    The fact that another party may have been complicit in one's criminal activities does not absolve one of one's responsibility or criminal liability for those activities. Government regulators' participation in bribery and corruption only attributes additional criminal liability to them as well, it does not change the fact that BP's actions were also criminal, it does not excuse or negate BP's liability for criminal acts of its own.

    And it is indeed sadly true that there is a far too cozy and generally co-dependent relationship between big oil companies and the government institutions of this region. However, the aforementioned documented corruption in the relationship between the Minerals Management Service and BP has not (thus far) been shown to exist where all oil companies are concerned. Furthermore, for example, BP's drilling operations in the gulf in the last couple of years were cited for over 700 serious safety violations, while the next highest number by a single company was less than ten, and one company had only a single citation. These types of things tend to suggest that BP's operations are exceptionally shady, even for "the way business is done in that area."

    Realistically, this will not happen. The President's decision was preemptive of potential problems on other rigs pending investigation to show whether or not there are any. This was not within the control of BP. I don't see the government being able to legitimately or legally demand that BP pay for the resulting financial lost. Likewise any suits against BP by the companies operating those rigs, etc. would more than likely be unsuccessful. It is simply too difficult to establish a legit causal connection due to the fact that Obama's decision itself constitutes and intervening act of the state and the fact that such a decision and the resulting financial losses are not reasonably forseeable consequences of BP's actions involving the Deepwater Horizon and the resulting explosion.

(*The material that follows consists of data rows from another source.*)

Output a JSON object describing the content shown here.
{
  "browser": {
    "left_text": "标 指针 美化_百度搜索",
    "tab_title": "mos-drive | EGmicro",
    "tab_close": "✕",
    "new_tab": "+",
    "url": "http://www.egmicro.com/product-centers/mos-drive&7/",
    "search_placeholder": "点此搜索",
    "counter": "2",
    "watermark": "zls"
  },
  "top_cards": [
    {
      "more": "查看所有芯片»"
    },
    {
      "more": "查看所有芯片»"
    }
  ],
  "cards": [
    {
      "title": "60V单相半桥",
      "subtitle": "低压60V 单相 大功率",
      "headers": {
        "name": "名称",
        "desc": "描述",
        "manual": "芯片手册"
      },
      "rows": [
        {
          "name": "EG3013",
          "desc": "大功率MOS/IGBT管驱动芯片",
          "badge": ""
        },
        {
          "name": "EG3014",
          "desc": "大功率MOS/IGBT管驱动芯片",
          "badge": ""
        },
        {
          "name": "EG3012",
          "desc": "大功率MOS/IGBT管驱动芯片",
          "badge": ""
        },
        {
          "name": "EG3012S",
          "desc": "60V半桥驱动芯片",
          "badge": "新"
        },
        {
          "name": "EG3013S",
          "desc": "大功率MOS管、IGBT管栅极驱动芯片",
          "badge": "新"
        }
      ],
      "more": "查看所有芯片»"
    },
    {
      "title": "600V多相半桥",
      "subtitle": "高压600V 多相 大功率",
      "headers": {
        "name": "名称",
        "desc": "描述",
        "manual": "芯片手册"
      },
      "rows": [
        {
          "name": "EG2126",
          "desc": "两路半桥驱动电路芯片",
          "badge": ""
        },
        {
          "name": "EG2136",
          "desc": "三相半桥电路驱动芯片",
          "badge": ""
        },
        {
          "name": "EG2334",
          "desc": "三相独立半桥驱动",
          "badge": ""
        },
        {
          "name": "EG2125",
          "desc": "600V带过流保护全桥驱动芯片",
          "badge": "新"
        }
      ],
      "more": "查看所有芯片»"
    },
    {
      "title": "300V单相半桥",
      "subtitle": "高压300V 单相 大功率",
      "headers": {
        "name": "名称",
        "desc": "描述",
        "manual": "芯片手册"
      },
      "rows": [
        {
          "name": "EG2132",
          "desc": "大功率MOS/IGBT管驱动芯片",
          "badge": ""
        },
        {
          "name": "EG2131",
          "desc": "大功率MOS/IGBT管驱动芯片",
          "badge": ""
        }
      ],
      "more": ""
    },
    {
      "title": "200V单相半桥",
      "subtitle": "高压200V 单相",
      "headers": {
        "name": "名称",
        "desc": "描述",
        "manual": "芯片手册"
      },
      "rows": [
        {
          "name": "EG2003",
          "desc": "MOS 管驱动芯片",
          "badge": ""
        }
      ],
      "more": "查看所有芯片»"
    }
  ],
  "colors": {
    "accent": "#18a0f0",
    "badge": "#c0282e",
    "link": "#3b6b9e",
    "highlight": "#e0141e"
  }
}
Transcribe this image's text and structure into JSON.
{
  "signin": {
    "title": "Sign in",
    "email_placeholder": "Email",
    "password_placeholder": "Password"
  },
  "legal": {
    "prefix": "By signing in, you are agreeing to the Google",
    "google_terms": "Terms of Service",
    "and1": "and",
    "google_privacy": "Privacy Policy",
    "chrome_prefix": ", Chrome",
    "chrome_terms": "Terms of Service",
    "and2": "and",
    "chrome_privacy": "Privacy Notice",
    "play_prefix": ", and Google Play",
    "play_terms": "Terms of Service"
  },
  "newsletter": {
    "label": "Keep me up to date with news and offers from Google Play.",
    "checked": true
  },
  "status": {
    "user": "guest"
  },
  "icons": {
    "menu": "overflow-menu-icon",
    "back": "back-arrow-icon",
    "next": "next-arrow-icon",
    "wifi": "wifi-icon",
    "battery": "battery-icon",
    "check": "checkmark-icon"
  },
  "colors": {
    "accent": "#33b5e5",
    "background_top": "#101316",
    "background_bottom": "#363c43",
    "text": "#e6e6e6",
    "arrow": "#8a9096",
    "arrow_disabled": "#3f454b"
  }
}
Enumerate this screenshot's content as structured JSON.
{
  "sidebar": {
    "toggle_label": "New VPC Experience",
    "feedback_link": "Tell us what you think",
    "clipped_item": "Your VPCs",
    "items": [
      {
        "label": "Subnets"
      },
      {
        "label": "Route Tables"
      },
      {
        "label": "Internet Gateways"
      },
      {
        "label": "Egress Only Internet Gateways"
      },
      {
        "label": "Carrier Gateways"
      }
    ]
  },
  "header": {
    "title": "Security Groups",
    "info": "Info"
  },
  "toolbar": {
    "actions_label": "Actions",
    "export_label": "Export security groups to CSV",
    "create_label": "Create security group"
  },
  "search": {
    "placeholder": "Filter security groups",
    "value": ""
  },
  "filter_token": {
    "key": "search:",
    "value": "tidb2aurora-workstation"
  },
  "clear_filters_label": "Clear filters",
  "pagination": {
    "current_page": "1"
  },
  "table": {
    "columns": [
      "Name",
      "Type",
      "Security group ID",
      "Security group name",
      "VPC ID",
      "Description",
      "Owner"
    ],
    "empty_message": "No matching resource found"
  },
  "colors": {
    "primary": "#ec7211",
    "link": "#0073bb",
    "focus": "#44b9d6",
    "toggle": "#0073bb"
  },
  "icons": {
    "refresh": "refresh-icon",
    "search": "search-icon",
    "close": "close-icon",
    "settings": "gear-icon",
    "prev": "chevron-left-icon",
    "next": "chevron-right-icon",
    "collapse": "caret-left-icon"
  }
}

    I would have too (or at the very least removed him as the point man at the spill) if for no other reason than that the man is a PR nightmare and can't seem to stop himself from making asinine comments in front of a camera.